== Exercise details ==
Excluding pictures, give the entries again exactly as they appear.

Start of Block

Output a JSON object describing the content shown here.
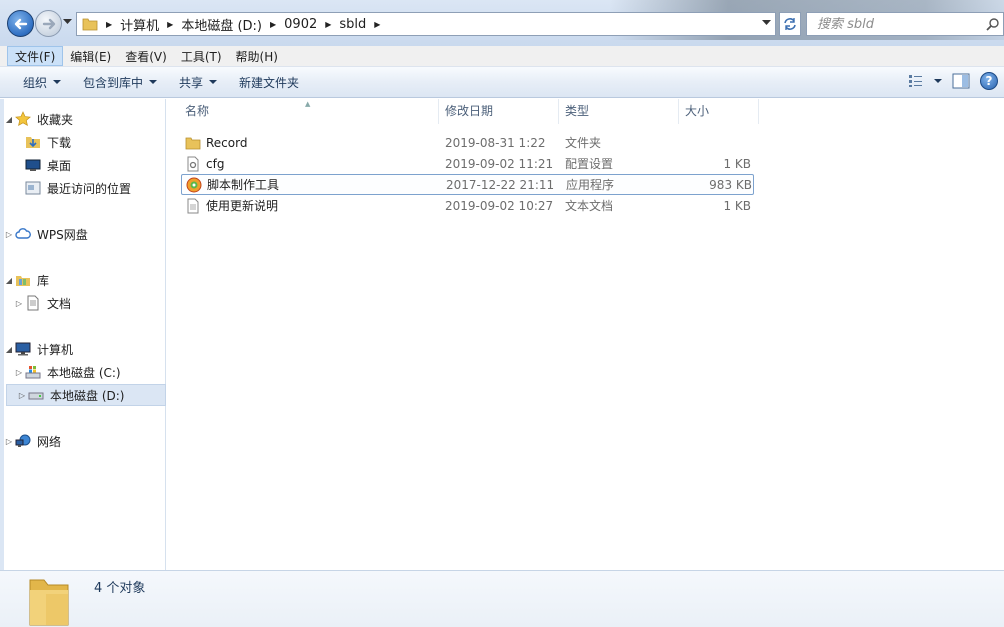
{
  "address": {
    "crumbs": [
      "计算机",
      "本地磁盘 (D:)",
      "0902",
      "sbld"
    ],
    "search_placeholder": "搜索 sbld"
  },
  "menu": [
    "文件(F)",
    "编辑(E)",
    "查看(V)",
    "工具(T)",
    "帮助(H)"
  ],
  "commands": {
    "organize": "组织",
    "include_library": "包含到库中",
    "share": "共享",
    "new_folder": "新建文件夹"
  },
  "nav": {
    "favorites": "收藏夹",
    "downloads": "下载",
    "desktop": "桌面",
    "recent": "最近访问的位置",
    "wps": "WPS网盘",
    "libraries": "库",
    "documents": "文档",
    "computer": "计算机",
    "drive_c": "本地磁盘 (C:)",
    "drive_d": "本地磁盘 (D:)",
    "network": "网络"
  },
  "columns": {
    "name": "名称",
    "modified": "修改日期",
    "type": "类型",
    "size": "大小"
  },
  "files": [
    {
      "name": "Record",
      "modified": "2019-08-31 1:22",
      "type": "文件夹",
      "size": "",
      "icon": "folder-icon"
    },
    {
      "name": "cfg",
      "modified": "2019-09-02 11:21",
      "type": "配置设置",
      "size": "1 KB",
      "icon": "config-file-icon"
    },
    {
      "name": "脚本制作工具",
      "modified": "2017-12-22 21:11",
      "type": "应用程序",
      "size": "983 KB",
      "icon": "app-icon"
    },
    {
      "name": "使用更新说明",
      "modified": "2019-09-02 10:27",
      "type": "文本文档",
      "size": "1 KB",
      "icon": "text-file-icon"
    }
  ],
  "status": {
    "count": "4 个对象"
  }
}
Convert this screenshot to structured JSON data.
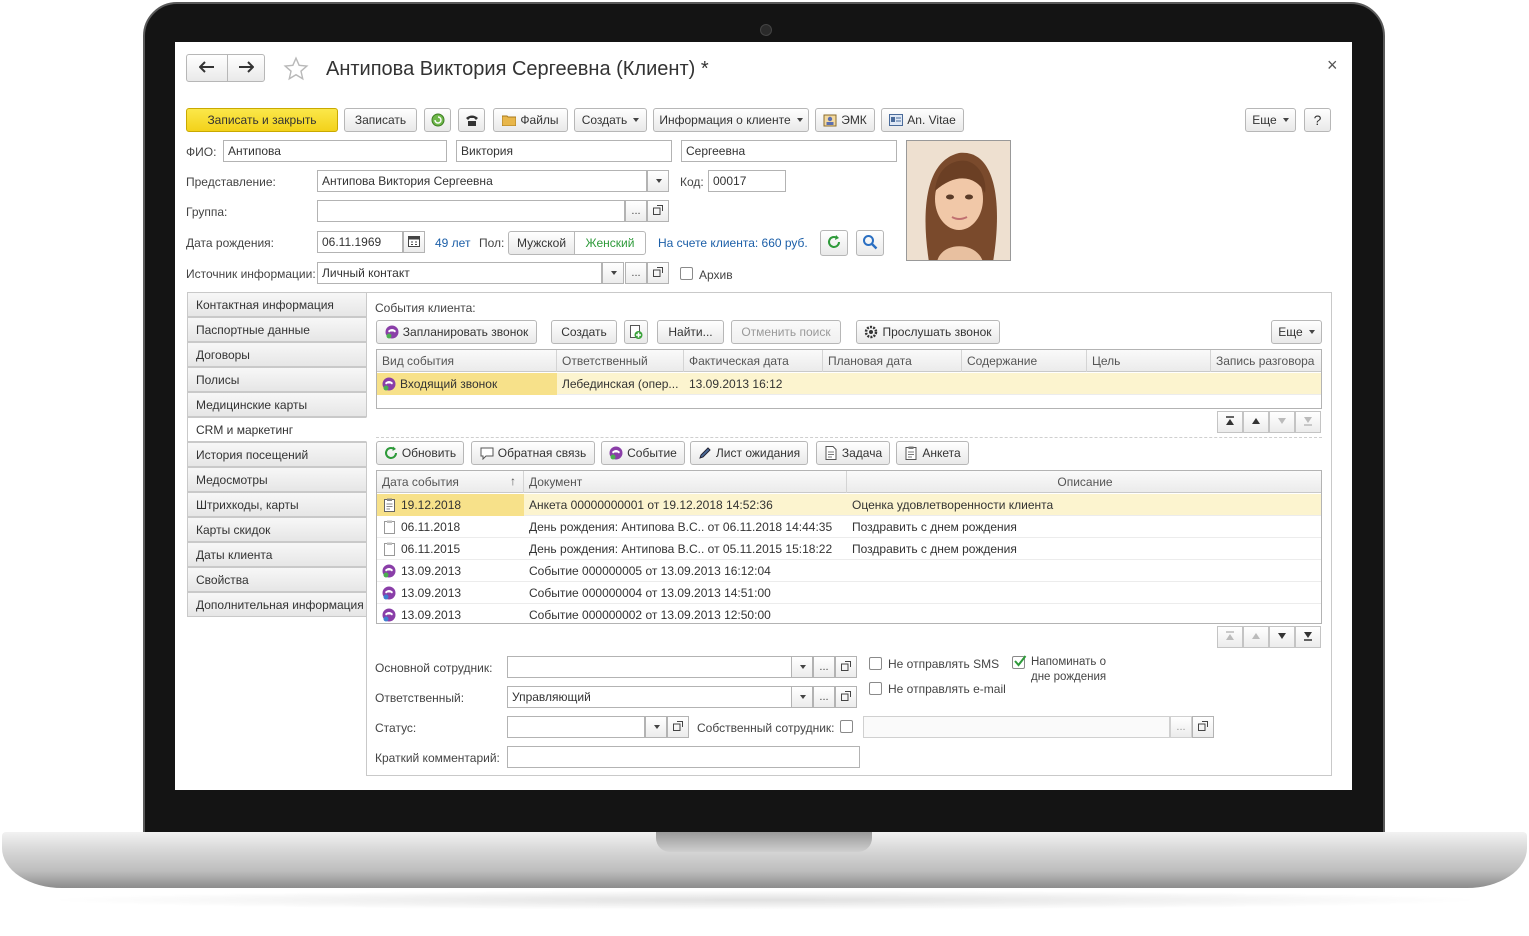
{
  "window": {
    "title": "Антипова Виктория Сергеевна (Клиент) *",
    "close": "×"
  },
  "toolbar": {
    "save_close": "Записать и закрыть",
    "save": "Записать",
    "files": "Файлы",
    "create": "Создать",
    "client_info": "Информация о клиенте",
    "emk": "ЭМК",
    "an_vitae": "An. Vitae",
    "more": "Еще",
    "help": "?"
  },
  "form": {
    "fio_label": "ФИО:",
    "last_name": "Антипова",
    "first_name": "Виктория",
    "middle_name": "Сергеевна",
    "representation_label": "Представление:",
    "representation": "Антипова Виктория Сергеевна",
    "code_label": "Код:",
    "code": "00017",
    "group_label": "Группа:",
    "group": "",
    "birth_label": "Дата рождения:",
    "birth_date": "06.11.1969",
    "age": "49 лет",
    "sex_label": "Пол:",
    "sex_male": "Мужской",
    "sex_female": "Женский",
    "balance": "На счете клиента: 660 руб.",
    "source_label": "Источник информации:",
    "source": "Личный контакт",
    "archive_label": "Архив",
    "ellipsis": "..."
  },
  "sidebar": {
    "items": [
      "Контактная информация",
      "Паспортные данные",
      "Договоры",
      "Полисы",
      "Медицинские карты",
      "CRM и маркетинг",
      "История посещений",
      "Медосмотры",
      "Штрихкоды, карты",
      "Карты скидок",
      "Даты клиента",
      "Свойства",
      "Дополнительная информация"
    ],
    "active_index": 5
  },
  "events": {
    "title": "События клиента:",
    "btn_plan_call": "Запланировать звонок",
    "btn_create": "Создать",
    "btn_find": "Найти...",
    "btn_cancel_search": "Отменить поиск",
    "btn_listen": "Прослушать звонок",
    "btn_more": "Еще",
    "columns": [
      "Вид события",
      "Ответственный",
      "Фактическая дата",
      "Плановая дата",
      "Содержание",
      "Цель",
      "Запись разговора"
    ],
    "rows": [
      {
        "type": "Входящий звонок",
        "responsible": "Лебединская (опер...",
        "actual": "13.09.2013 16:12",
        "planned": "",
        "content": "",
        "goal": "",
        "record": ""
      }
    ]
  },
  "history": {
    "btn_refresh": "Обновить",
    "btn_feedback": "Обратная связь",
    "btn_event": "Событие",
    "btn_waitlist": "Лист ожидания",
    "btn_task": "Задача",
    "btn_survey": "Анкета",
    "columns": [
      "Дата события",
      "Документ",
      "Описание"
    ],
    "sort_mark": "↑",
    "rows": [
      {
        "date": "19.12.2018",
        "doc": "Анкета 00000000001 от 19.12.2018 14:52:36",
        "desc": "Оценка удовлетворенности клиента",
        "icon": "survey"
      },
      {
        "date": "06.11.2018",
        "doc": "День рождения: Антипова В.С.. от 06.11.2018 14:44:35",
        "desc": "Поздравить с днем рождения",
        "icon": "doc"
      },
      {
        "date": "06.11.2015",
        "doc": "День рождения: Антипова В.С.. от 05.11.2015 15:18:22",
        "desc": "Поздравить с днем рождения",
        "icon": "doc"
      },
      {
        "date": "13.09.2013",
        "doc": "Событие 000000005 от 13.09.2013 16:12:04",
        "desc": "",
        "icon": "phone"
      },
      {
        "date": "13.09.2013",
        "doc": "Событие 000000004 от 13.09.2013 14:51:00",
        "desc": "",
        "icon": "phone"
      },
      {
        "date": "13.09.2013",
        "doc": "Событие 000000002 от 13.09.2013 12:50:00",
        "desc": "",
        "icon": "phone"
      }
    ]
  },
  "bottom": {
    "main_employee_label": "Основной сотрудник:",
    "main_employee": "",
    "responsible_label": "Ответственный:",
    "responsible": "Управляющий",
    "status_label": "Статус:",
    "status": "",
    "own_employee_label": "Собственный сотрудник:",
    "comment_label": "Краткий комментарий:",
    "comment": "",
    "no_sms": "Не отправлять SMS",
    "no_email": "Не отправлять e-mail",
    "remind_line1": "Напоминать о",
    "remind_line2": "дне рождения"
  },
  "colors": {
    "accent_yellow": "#f5d91f",
    "selection": "#fcf4cf",
    "link": "#1c5fa8",
    "female_green": "#2e9a3a"
  }
}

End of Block

== Finished task ==
Output a JSON object describing the content shown here.
{
  "address": {
    "crumbs": [
      "计算机",
      "本地磁盘 (D:)",
      "0902",
      "sbld"
    ],
    "search_placeholder": "搜索 sbld"
  },
  "menu": [
    "文件(F)",
    "编辑(E)",
    "查看(V)",
    "工具(T)",
    "帮助(H)"
  ],
  "commands": {
    "organize": "组织",
    "include_library": "包含到库中",
    "share": "共享",
    "new_folder": "新建文件夹"
  },
  "nav": {
    "favorites": "收藏夹",
    "downloads": "下载",
    "desktop": "桌面",
    "recent": "最近访问的位置",
    "wps": "WPS网盘",
    "libraries": "库",
    "documents": "文档",
    "computer": "计算机",
    "drive_c": "本地磁盘 (C:)",
    "drive_d": "本地磁盘 (D:)",
    "network": "网络"
  },
  "columns": {
    "name": "名称",
    "modified": "修改日期",
    "type": "类型",
    "size": "大小"
  },
  "files": [
    {
      "name": "Record",
      "modified": "2019-08-31 1:22",
      "type": "文件夹",
      "size": "",
      "icon": "folder-icon"
    },
    {
      "name": "cfg",
      "modified": "2019-09-02 11:21",
      "type": "配置设置",
      "size": "1 KB",
      "icon": "config-file-icon"
    },
    {
      "name": "脚本制作工具",
      "modified": "2017-12-22 21:11",
      "type": "应用程序",
      "size": "983 KB",
      "icon": "app-icon"
    },
    {
      "name": "使用更新说明",
      "modified": "2019-09-02 10:27",
      "type": "文本文档",
      "size": "1 KB",
      "icon": "text-file-icon"
    }
  ],
  "status": {
    "count": "4 个对象"
  }
}
Convert this screenshot to structured JSON data.
{
  "window": {
    "title": "Антипова Виктория Сергеевна (Клиент) *",
    "close": "×"
  },
  "toolbar": {
    "save_close": "Записать и закрыть",
    "save": "Записать",
    "files": "Файлы",
    "create": "Создать",
    "client_info": "Информация о клиенте",
    "emk": "ЭМК",
    "an_vitae": "An. Vitae",
    "more": "Еще",
    "help": "?"
  },
  "form": {
    "fio_label": "ФИО:",
    "last_name": "Антипова",
    "first_name": "Виктория",
    "middle_name": "Сергеевна",
    "representation_label": "Представление:",
    "representation": "Антипова Виктория Сергеевна",
    "code_label": "Код:",
    "code": "00017",
    "group_label": "Группа:",
    "group": "",
    "birth_label": "Дата рождения:",
    "birth_date": "06.11.1969",
    "age": "49 лет",
    "sex_label": "Пол:",
    "sex_male": "Мужской",
    "sex_female": "Женский",
    "balance": "На счете клиента: 660 руб.",
    "source_label": "Источник информации:",
    "source": "Личный контакт",
    "archive_label": "Архив",
    "ellipsis": "..."
  },
  "sidebar": {
    "items": [
      "Контактная информация",
      "Паспортные данные",
      "Договоры",
      "Полисы",
      "Медицинские карты",
      "CRM и маркетинг",
      "История посещений",
      "Медосмотры",
      "Штрихкоды, карты",
      "Карты скидок",
      "Даты клиента",
      "Свойства",
      "Дополнительная информация"
    ],
    "active_index": 5
  },
  "events": {
    "title": "События клиента:",
    "btn_plan_call": "Запланировать звонок",
    "btn_create": "Создать",
    "btn_find": "Найти...",
    "btn_cancel_search": "Отменить поиск",
    "btn_listen": "Прослушать звонок",
    "btn_more": "Еще",
    "columns": [
      "Вид события",
      "Ответственный",
      "Фактическая дата",
      "Плановая дата",
      "Содержание",
      "Цель",
      "Запись разговора"
    ],
    "rows": [
      {
        "type": "Входящий звонок",
        "responsible": "Лебединская (опер...",
        "actual": "13.09.2013 16:12",
        "planned": "",
        "content": "",
        "goal": "",
        "record": ""
      }
    ]
  },
  "history": {
    "btn_refresh": "Обновить",
    "btn_feedback": "Обратная связь",
    "btn_event": "Событие",
    "btn_waitlist": "Лист ожидания",
    "btn_task": "Задача",
    "btn_survey": "Анкета",
    "columns": [
      "Дата события",
      "Документ",
      "Описание"
    ],
    "sort_mark": "↑",
    "rows": [
      {
        "date": "19.12.2018",
        "doc": "Анкета 00000000001 от 19.12.2018 14:52:36",
        "desc": "Оценка удовлетворенности клиента",
        "icon": "survey"
      },
      {
        "date": "06.11.2018",
        "doc": "День рождения: Антипова В.С.. от 06.11.2018 14:44:35",
        "desc": "Поздравить с днем рождения",
        "icon": "doc"
      },
      {
        "date": "06.11.2015",
        "doc": "День рождения: Антипова В.С.. от 05.11.2015 15:18:22",
        "desc": "Поздравить с днем рождения",
        "icon": "doc"
      },
      {
        "date": "13.09.2013",
        "doc": "Событие 000000005 от 13.09.2013 16:12:04",
        "desc": "",
        "icon": "phone"
      },
      {
        "date": "13.09.2013",
        "doc": "Событие 000000004 от 13.09.2013 14:51:00",
        "desc": "",
        "icon": "phone"
      },
      {
        "date": "13.09.2013",
        "doc": "Событие 000000002 от 13.09.2013 12:50:00",
        "desc": "",
        "icon": "phone"
      }
    ]
  },
  "bottom": {
    "main_employee_label": "Основной сотрудник:",
    "main_employee": "",
    "responsible_label": "Ответственный:",
    "responsible": "Управляющий",
    "status_label": "Статус:",
    "status": "",
    "own_employee_label": "Собственный сотрудник:",
    "comment_label": "Краткий комментарий:",
    "comment": "",
    "no_sms": "Не отправлять SMS",
    "no_email": "Не отправлять e-mail",
    "remind_line1": "Напоминать о",
    "remind_line2": "дне рождения"
  },
  "colors": {
    "accent_yellow": "#f5d91f",
    "selection": "#fcf4cf",
    "link": "#1c5fa8",
    "female_green": "#2e9a3a"
  }
}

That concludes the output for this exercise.